Maybe there’s a way in which this makes sense. It doesn’t make sense to me, at the moment.

To look at the second issue raised by CarolJoy, consider whether there “are more numbers between -1 and zero, or 1 and infinity.”

I can easily construct a function that creates a one-to-one correspondence between the numbers in the interval (-1,0) and the numbers in the interval (1, infinity). Take y=-1/x. When x is -1, y is 1. As x approaches zero (from the negative side), y approaches infinity. Pick a number, any number for y — say 1 billion. There is one, and only one, corresponding x — in this case, -1/1,000,000,000.

By this approach, there are the “same number” of numbers between -1 and 0 and “between” 1 and infinity.

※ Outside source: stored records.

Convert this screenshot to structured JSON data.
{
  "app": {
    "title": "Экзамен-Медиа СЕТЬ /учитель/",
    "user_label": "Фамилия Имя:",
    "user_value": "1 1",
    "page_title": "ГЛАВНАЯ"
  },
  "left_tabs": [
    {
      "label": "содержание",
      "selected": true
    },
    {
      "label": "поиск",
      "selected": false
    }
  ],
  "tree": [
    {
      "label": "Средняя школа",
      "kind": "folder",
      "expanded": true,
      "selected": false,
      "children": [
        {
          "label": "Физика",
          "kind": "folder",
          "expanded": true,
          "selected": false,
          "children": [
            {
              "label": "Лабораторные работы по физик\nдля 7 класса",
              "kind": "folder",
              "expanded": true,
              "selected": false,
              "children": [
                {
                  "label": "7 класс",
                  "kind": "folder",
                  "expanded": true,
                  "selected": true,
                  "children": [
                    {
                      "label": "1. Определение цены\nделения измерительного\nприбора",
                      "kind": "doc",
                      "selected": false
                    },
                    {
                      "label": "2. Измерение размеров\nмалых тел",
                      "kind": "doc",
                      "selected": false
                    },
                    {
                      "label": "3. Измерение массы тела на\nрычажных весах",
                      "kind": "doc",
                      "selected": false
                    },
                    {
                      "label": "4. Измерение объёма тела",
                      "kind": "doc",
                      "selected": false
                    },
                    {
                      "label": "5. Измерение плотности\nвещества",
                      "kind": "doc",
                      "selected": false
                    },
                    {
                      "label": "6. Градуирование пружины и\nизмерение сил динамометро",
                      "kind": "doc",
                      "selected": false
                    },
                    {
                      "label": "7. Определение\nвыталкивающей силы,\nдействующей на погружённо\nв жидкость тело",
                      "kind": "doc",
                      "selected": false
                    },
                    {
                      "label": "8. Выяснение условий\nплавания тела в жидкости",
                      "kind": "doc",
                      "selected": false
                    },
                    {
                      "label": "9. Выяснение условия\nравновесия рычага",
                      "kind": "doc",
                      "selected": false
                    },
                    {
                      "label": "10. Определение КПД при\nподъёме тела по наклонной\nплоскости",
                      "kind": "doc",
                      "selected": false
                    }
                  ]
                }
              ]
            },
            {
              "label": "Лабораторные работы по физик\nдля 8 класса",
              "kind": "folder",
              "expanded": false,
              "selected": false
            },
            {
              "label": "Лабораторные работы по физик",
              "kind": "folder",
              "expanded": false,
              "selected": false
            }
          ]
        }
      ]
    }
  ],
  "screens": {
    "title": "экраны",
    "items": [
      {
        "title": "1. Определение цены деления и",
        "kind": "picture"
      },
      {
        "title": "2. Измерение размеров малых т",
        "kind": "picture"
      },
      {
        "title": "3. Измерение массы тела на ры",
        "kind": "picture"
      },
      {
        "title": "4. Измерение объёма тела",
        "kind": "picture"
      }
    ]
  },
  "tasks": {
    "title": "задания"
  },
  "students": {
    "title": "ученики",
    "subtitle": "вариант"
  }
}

On the other hand, consider the function y=-(abs(sin x)). (“abs” indicating the absolute value function.) The sine function varies between -1 and 1, so the negative absolute value of the sine varies between 0 and -1. This creates a correspondence between the intervals (1,infinity) and [-1,0], though in this case the correspondence includes the endpoints of the range (-1,0), an in this case, it is not a one-to-one correspondence. For this function, there are an infinite number of x values that correspond to each y value, because the sine function repeats (

i.e.the sine wave).This ends up making no sense, to me, because I don’t think that it’s conceptually sound to consider whether different “infinities” are equal or not.

Infinity is just a weird idea.

Maybe this video can help. It’s the concept of countable, or as James from the video prefers, listable.

Thanks, but I know about the idea of countable and uncountable. I did a year of grad school in math, many years ago.

Any countable set of real numbers turns out to have measure zero. This is weird, because the rational numbers are countable. (Rational numbers are those that can be expressed as a fraction, with a whole number as the numerator and denominator.) This seems strange because the rational numbers are “dense.” There are a couple of alternative, equivalent definitions of “dense” — one way to think about it is that a set of real numbers is “dense” if there are an infinite number of them in any interval. So, for example, there are an infinite number of rational numbers between 0.00001 and 0.000001. This is true, no matter how small the interval might be. (An “interval” must have non-zero length.)

It turns out that there are

uncountablesets of real numbers that also have measure zero. The example that I recall is the middle-third Cantor set. The video guy mentions Cantor at the end of the video.Even something as apparently simple as the number line turns out to have strange properties.